By Suzy Geppert, SDBIC Executive Director

“When the time to perform arrives, the time to prepare has passed.” Howard Putnam

The main goal of the checkoff is to build beef demand, acting also as a catalyst for other industry players. To do that, and do it well, you need a plan. As part of the November 2016 board meeting, South Dakota Beef Industry Council (SDBIC) directors met with other industry partners to collaborate on the development of the 2018-2021 strategic plan.  The council completes this process every 3 years. By using the wealth of information from beef checkoff research, opportunities are identified to expand, manage, and prioritize the SDBIC’s focus. Your federal checkoff dollars may only be utilized for research, promotion, and education. Creating a long-term strategic plan helps ensure the SDBIC’s work remains focused on those three key areas.

Research is the basis of virtually every checkoff program, which therefore makes it very important you know the “why” behind it. Checkoff funded research projects completed to date have likely saved the industry more than once from possible ruin, often brought on by beef information previously based on assumption, rumor, propaganda, and non-scientific studies. Beef checkoff research has identified and supported industry improvement in areas of meat tenderness, juiciness, and flavor—all areas identified by consumers as things important when they choose our product.  Muscle profiling research resulted in the development of several new value-added beef cuts from individual muscles previously overlooked—including the Petite Tender and Chuck Shoulder Steak. Both of those cuts also meet the government guidelines for “lean”. Prior to this research, that part of the carcass was usually processed into ground beef. Product development research continues to increase the overall value of beef as it builds the bridge to alleviate other consumer concerns.

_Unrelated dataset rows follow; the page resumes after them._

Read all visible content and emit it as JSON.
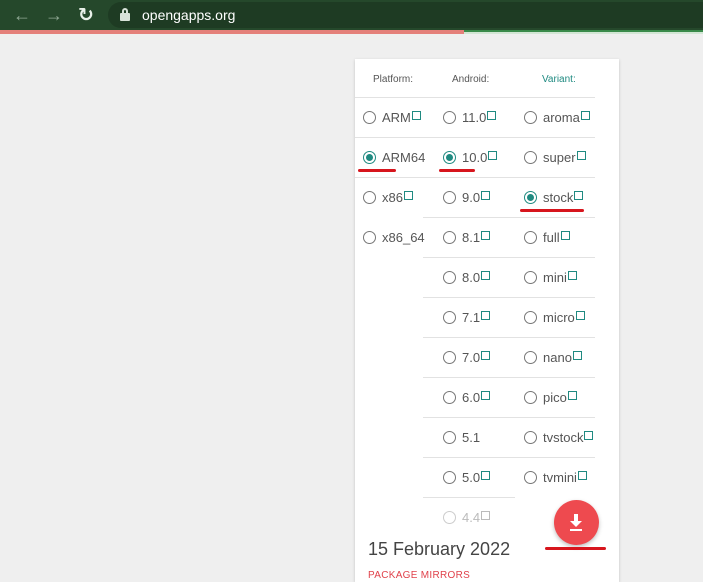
{
  "browser": {
    "url": "opengapps.org",
    "back_icon": "arrow-left-icon",
    "forward_icon": "arrow-right-icon",
    "reload_icon": "reload-icon",
    "page_load_progress": 0.66,
    "colors": {
      "frame": "#25482b",
      "progress": "#e4807a"
    }
  },
  "selector": {
    "headers": {
      "platform": "Platform:",
      "android": "Android:",
      "variant": "Variant:"
    },
    "platforms": [
      {
        "label": "ARM",
        "selected": false,
        "ext": true
      },
      {
        "label": "ARM64",
        "selected": true,
        "ext": false
      },
      {
        "label": "x86",
        "selected": false,
        "ext": true
      },
      {
        "label": "x86_64",
        "selected": false,
        "ext": false
      }
    ],
    "android_versions": [
      {
        "label": "11.0",
        "selected": false,
        "ext": true
      },
      {
        "label": "10.0",
        "selected": true,
        "ext": true
      },
      {
        "label": "9.0",
        "selected": false,
        "ext": true
      },
      {
        "label": "8.1",
        "selected": false,
        "ext": true
      },
      {
        "label": "8.0",
        "selected": false,
        "ext": true
      },
      {
        "label": "7.1",
        "selected": false,
        "ext": true
      },
      {
        "label": "7.0",
        "selected": false,
        "ext": true
      },
      {
        "label": "6.0",
        "selected": false,
        "ext": true
      },
      {
        "label": "5.1",
        "selected": false,
        "ext": false
      },
      {
        "label": "5.0",
        "selected": false,
        "ext": true
      },
      {
        "label": "4.4",
        "selected": false,
        "ext": true,
        "disabled": true
      }
    ],
    "variants": [
      {
        "label": "aroma",
        "selected": false,
        "ext": true
      },
      {
        "label": "super",
        "selected": false,
        "ext": true
      },
      {
        "label": "stock",
        "selected": true,
        "ext": true
      },
      {
        "label": "full",
        "selected": false,
        "ext": true
      },
      {
        "label": "mini",
        "selected": false,
        "ext": true
      },
      {
        "label": "micro",
        "selected": false,
        "ext": true
      },
      {
        "label": "nano",
        "selected": false,
        "ext": true
      },
      {
        "label": "pico",
        "selected": false,
        "ext": true
      },
      {
        "label": "tvstock",
        "selected": false,
        "ext": true
      },
      {
        "label": "tvmini",
        "selected": false,
        "ext": true
      }
    ],
    "accent_color": "#1f8a81"
  },
  "release": {
    "date": "15 February 2022",
    "mirrors_label": "PACKAGE MIRRORS"
  },
  "download_button": {
    "icon": "download-icon",
    "color": "#ee4a4f"
  },
  "annotation_color": "#d7151d"
}
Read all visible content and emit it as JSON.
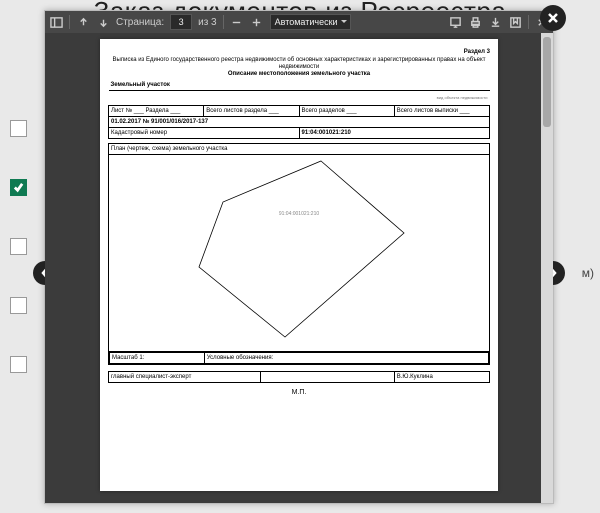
{
  "background": {
    "title": "Заказ документов из Росреестра",
    "right_fragment": "м)",
    "checks": [
      false,
      true,
      false,
      false,
      false
    ]
  },
  "modal": {
    "toolbar": {
      "page_label": "Страница:",
      "page_current": "3",
      "page_of": "из 3",
      "zoom": "Автоматически"
    },
    "doc": {
      "section": "Раздел 3",
      "long_title": "Выписка из Единого государственного реестра недвижимости об основных характеристиках и зарегистрированных правах на объект недвижимости",
      "subtitle": "Описание местоположения земельного участка",
      "object_type": "Земельный участок",
      "row1": {
        "a": "Лист № ___ Раздела ___",
        "b": "Всего листов раздела ___",
        "c": "Всего разделов ___",
        "d": "Всего листов выписки ___"
      },
      "row2": "01.02.2017 № 91/001/016/2017-137",
      "row3": {
        "a": "Кадастровый номер",
        "b": "91:04:001021:210"
      },
      "plan_title": "План (чертеж, схема) земельного участка",
      "plot_label": "91:04:001021:210",
      "row_scale": {
        "a": "Масштаб 1:",
        "b": "Условные обозначения:"
      },
      "row_sign": {
        "a": "главный специалист-эксперт",
        "b": "В.Ю.Куклина"
      },
      "mp": "М.П."
    }
  }
}
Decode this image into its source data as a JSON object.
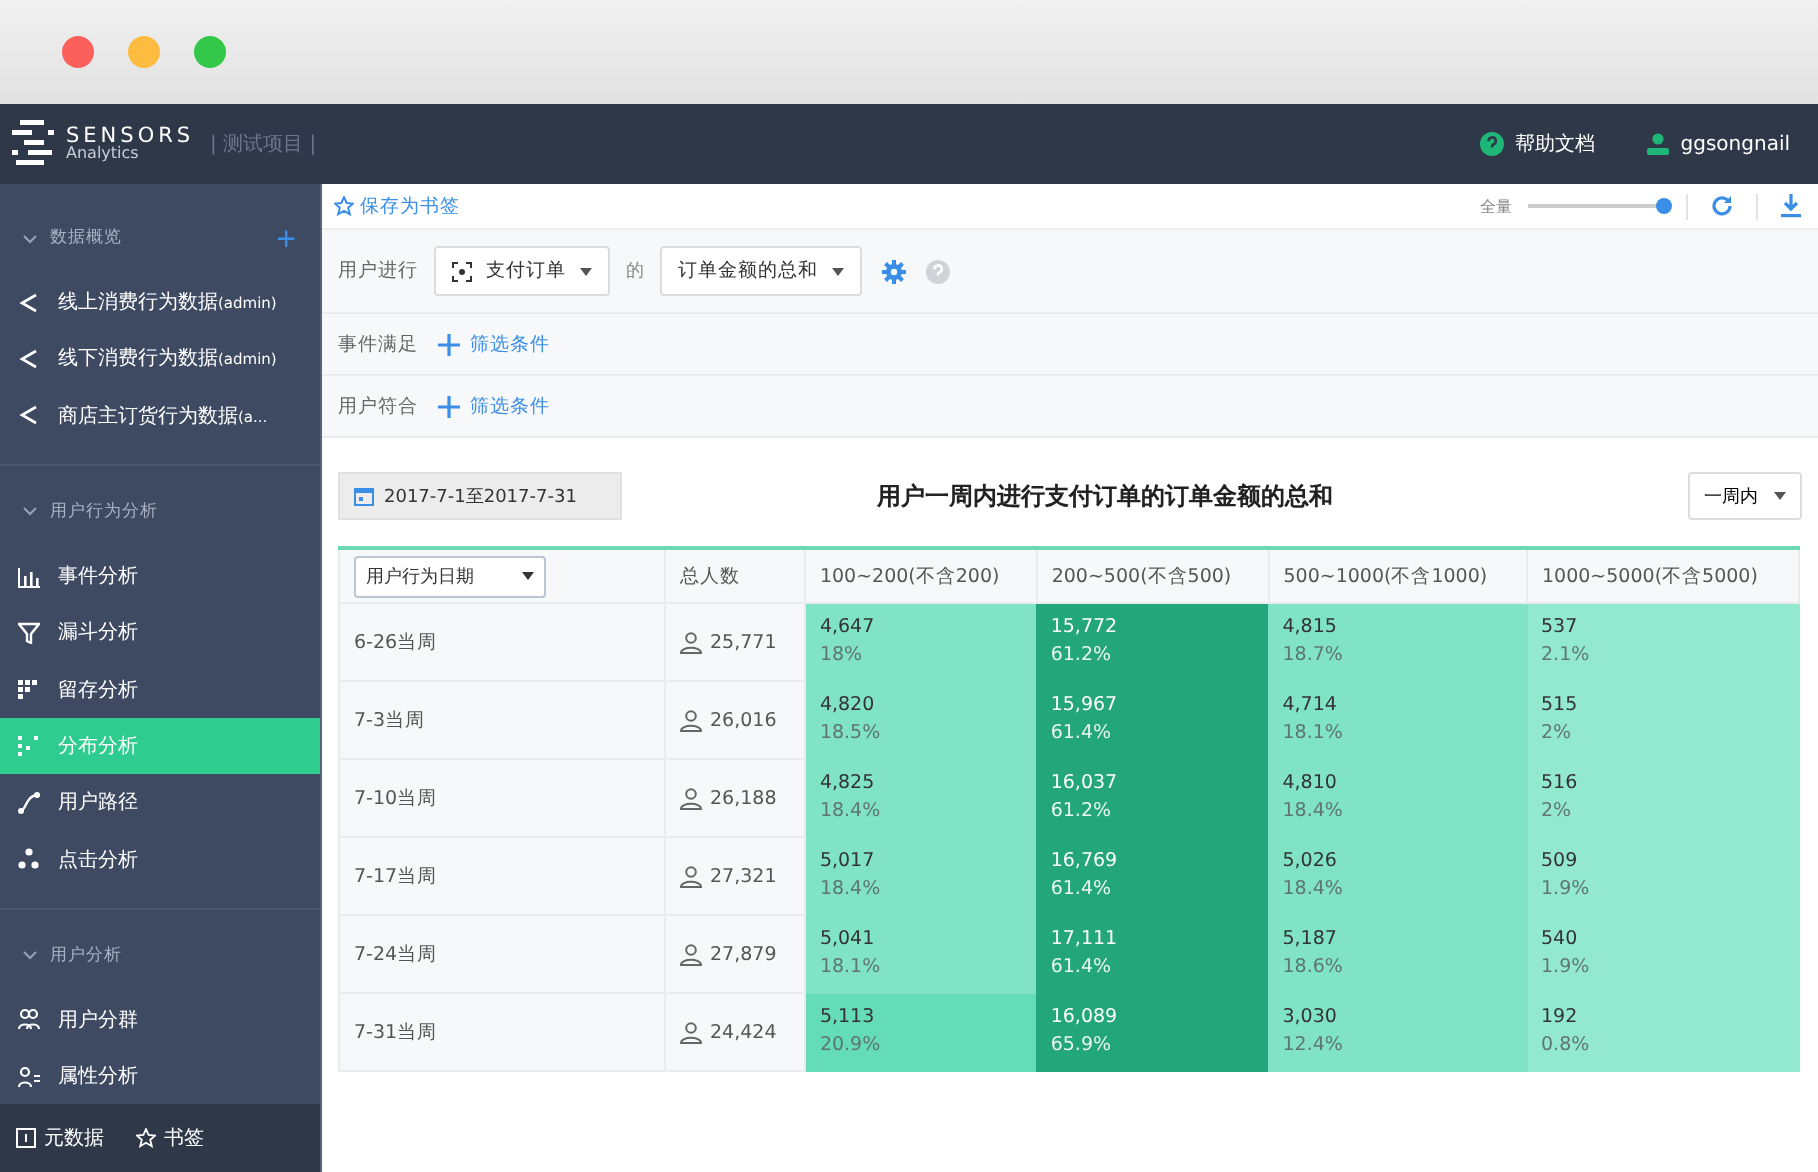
{
  "topbar": {
    "logo_main": "SENSORS",
    "logo_sub": "Analytics",
    "project": "| 测试项目 |",
    "help": "帮助文档",
    "user": "ggsongnail"
  },
  "sidebar": {
    "sections": [
      {
        "title": "数据概览",
        "expanded": true,
        "add": "+",
        "items": [
          {
            "label": "线上消费行为数据",
            "tag": "(admin)",
            "selected": false
          },
          {
            "label": "线下消费行为数据",
            "tag": "(admin)",
            "selected": false
          },
          {
            "label": "商店主订货行为数据",
            "tag": "(a...",
            "selected": false
          }
        ]
      },
      {
        "title": "用户行为分析",
        "expanded": true,
        "items": [
          {
            "label": "事件分析",
            "selected": false
          },
          {
            "label": "漏斗分析",
            "selected": false
          },
          {
            "label": "留存分析",
            "selected": false
          },
          {
            "label": "分布分析",
            "selected": true
          },
          {
            "label": "用户路径",
            "selected": false
          },
          {
            "label": "点击分析",
            "selected": false
          }
        ]
      },
      {
        "title": "用户分析",
        "expanded": true,
        "items": [
          {
            "label": "用户分群",
            "selected": false
          },
          {
            "label": "属性分析",
            "selected": false
          }
        ]
      }
    ],
    "footer": [
      "元数据",
      "书签"
    ]
  },
  "toolbar": {
    "bookmark": "保存为书签",
    "scale_label": "全量",
    "scale": {
      "level": 1.0
    }
  },
  "query": {
    "rows": [
      {
        "label": "用户进行",
        "event": "支付订单",
        "joiner": "的",
        "metric": "订单金额的总和"
      },
      {
        "label": "事件满足",
        "add": "筛选条件"
      },
      {
        "label": "用户符合",
        "add": "筛选条件"
      }
    ]
  },
  "report": {
    "date_range": "2017-7-1至2017-7-31",
    "title": "用户一周内进行支付订单的订单金额的总和",
    "period": "一周内",
    "table": {
      "columns": [
        "用户行为日期",
        "总人数",
        "100~200(不含200)",
        "200~500(不含500)",
        "500~1000(不含1000)",
        "1000~5000(不含5000)"
      ],
      "rows": [
        {
          "cells": [
            {
              "kind": "week",
              "text": "6-26当周"
            },
            {
              "kind": "total",
              "text": "25,771"
            },
            {
              "kind": "value",
              "count": "4,647",
              "pct": "18%",
              "color": "#7fe3c4"
            },
            {
              "kind": "value",
              "count": "15,772",
              "pct": "61.2%",
              "color": "#22a67a"
            },
            {
              "kind": "value",
              "count": "4,815",
              "pct": "18.7%",
              "color": "#7fe3c4"
            },
            {
              "kind": "value",
              "count": "537",
              "pct": "2.1%",
              "color": "#93e9cd"
            }
          ]
        },
        {
          "cells": [
            {
              "kind": "week",
              "text": "7-3当周"
            },
            {
              "kind": "total",
              "text": "26,016"
            },
            {
              "kind": "value",
              "count": "4,820",
              "pct": "18.5%",
              "color": "#7fe3c4"
            },
            {
              "kind": "value",
              "count": "15,967",
              "pct": "61.4%",
              "color": "#22a67a"
            },
            {
              "kind": "value",
              "count": "4,714",
              "pct": "18.1%",
              "color": "#7fe3c4"
            },
            {
              "kind": "value",
              "count": "515",
              "pct": "2%",
              "color": "#93e9cd"
            }
          ]
        },
        {
          "cells": [
            {
              "kind": "week",
              "text": "7-10当周"
            },
            {
              "kind": "total",
              "text": "26,188"
            },
            {
              "kind": "value",
              "count": "4,825",
              "pct": "18.4%",
              "color": "#7fe3c4"
            },
            {
              "kind": "value",
              "count": "16,037",
              "pct": "61.2%",
              "color": "#22a67a"
            },
            {
              "kind": "value",
              "count": "4,810",
              "pct": "18.4%",
              "color": "#7fe3c4"
            },
            {
              "kind": "value",
              "count": "516",
              "pct": "2%",
              "color": "#93e9cd"
            }
          ]
        },
        {
          "cells": [
            {
              "kind": "week",
              "text": "7-17当周"
            },
            {
              "kind": "total",
              "text": "27,321"
            },
            {
              "kind": "value",
              "count": "5,017",
              "pct": "18.4%",
              "color": "#7fe3c4"
            },
            {
              "kind": "value",
              "count": "16,769",
              "pct": "61.4%",
              "color": "#22a67a"
            },
            {
              "kind": "value",
              "count": "5,026",
              "pct": "18.4%",
              "color": "#7fe3c4"
            },
            {
              "kind": "value",
              "count": "509",
              "pct": "1.9%",
              "color": "#93e9cd"
            }
          ]
        },
        {
          "cells": [
            {
              "kind": "week",
              "text": "7-24当周"
            },
            {
              "kind": "total",
              "text": "27,879"
            },
            {
              "kind": "value",
              "count": "5,041",
              "pct": "18.1%",
              "color": "#7fe3c4"
            },
            {
              "kind": "value",
              "count": "17,111",
              "pct": "61.4%",
              "color": "#22a67a"
            },
            {
              "kind": "value",
              "count": "5,187",
              "pct": "18.6%",
              "color": "#7fe3c4"
            },
            {
              "kind": "value",
              "count": "540",
              "pct": "1.9%",
              "color": "#93e9cd"
            }
          ]
        },
        {
          "cells": [
            {
              "kind": "week",
              "text": "7-31当周"
            },
            {
              "kind": "total",
              "text": "24,424"
            },
            {
              "kind": "value",
              "count": "5,113",
              "pct": "20.9%",
              "color": "#64dcb5"
            },
            {
              "kind": "value",
              "count": "16,089",
              "pct": "65.9%",
              "color": "#22a67a"
            },
            {
              "kind": "value",
              "count": "3,030",
              "pct": "12.4%",
              "color": "#7fe3c4"
            },
            {
              "kind": "value",
              "count": "192",
              "pct": "0.8%",
              "color": "#93e9cd"
            }
          ]
        }
      ]
    }
  }
}
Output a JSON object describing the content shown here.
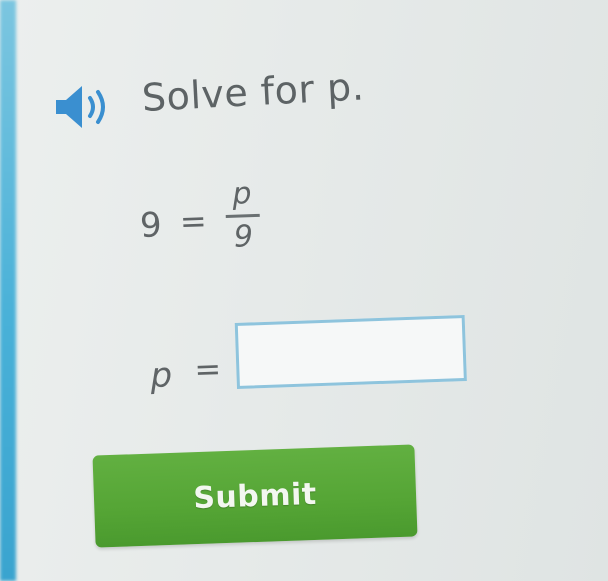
{
  "question": {
    "text": "Solve for p."
  },
  "equation": {
    "lhs": "9",
    "equals": "=",
    "numerator": "p",
    "denominator": "9"
  },
  "answer": {
    "variable": "p",
    "equals": "=",
    "value": "",
    "placeholder": ""
  },
  "submit": {
    "label": "Submit"
  },
  "colors": {
    "submit_bg": "#55a535",
    "input_border": "#8ec4dd",
    "speaker_icon": "#3a8fd0",
    "left_edge": "#49b1d8"
  },
  "icons": {
    "speaker": "speaker-icon"
  }
}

Consumer focused research reveals Beef as part of a heart healthy diet also remains a concern. The checkoff responded by funding the Beef in an Optimal Lean Diet (BOLD) study.  Published in the January 2012 American Journal of Clinical Nutrition, BOLD found participants experienced a 10% decrease in LDL cholesterol from baseline when they consumed lean beef daily as part of a heart-healthy diet and lifestyle containing less than 7% of calories from saturated fat. The BOLD diet showed to be as effective as the gold standard heart-healthy diet (DASH, Dietary Approaches to Stop Hypertension).

The SDBIC’s strategic planning process allows us to expand and develop research beyond the national studies so it can be adapted and proven with population groups like South Dakotans where beef is grown and remains a cultural aspect of many people’s diet. For our consumers who need to implement “heart friendly” food choices into their daily lifestyles, they can now include lean beef with confidence when having to adhere to this type of diet.

Dr. Kendra Kattelmann, PhD, RDN, LN, FAND and graduate student Kristin Olsen took this research a step further as they utilized South Dakota checkoff dollars to conduct the study, “Let Them Eat Beef:  Effects of Lean Beef Consumption on Markers of Metabolic Syndrome”. Metabolic syndrome is the name for a group of risk factors that raises your risk for heart disease and other health problems, such as diabetes and stroke.

Participants with metabolic syndrome were instructed to receive about one-third of their energy from protein with half of that amount as lean, red meat. This group had outcomes similar to those in the controlled DASH diet mentioned earlier. This would indicate moderate amounts of lean beef can be part of a diet to control metabolic syndrome symptoms. This is particularly important for those who have cultural practices which include beef and consume beef as a locally sourced food. 

The SDBIC congratulates Dr. Kattelmann and Kristin Olson on their exemplary research and its proven findings in supporting beef as a nutritious and heart-healthy protein. Their research has received national acclaim with recent publication in the Functional Foods in Health and Disease Journal and an upcoming MED magazine.

The SDBIC continues to use research such as this, along with other consumer-driven research, to develop programs and provide educational resources for use as a foundation for collaborative health-influencer partnerships. In upcoming articles, we will look at these partnerships in more detail as we focus on heart-healthy cooking and fitness events and activities completed across the state. Two of these include the American Heart Association’s Healthy Eating Day and Team BEEF South Dakota.

Do you have more questions? We want to hear from you. These “Beyond the Plate” articles are designed to address your questions, share South Dakota checkoff stories, and highlight industry impacts. For more information on the SDBIC and the beef checkoff contact Suzy Geppert, Executive Director, SDBIC. For national program efforts visit www.beefboard.org.

Include:  Kattelmann Picture and AHA Event Picture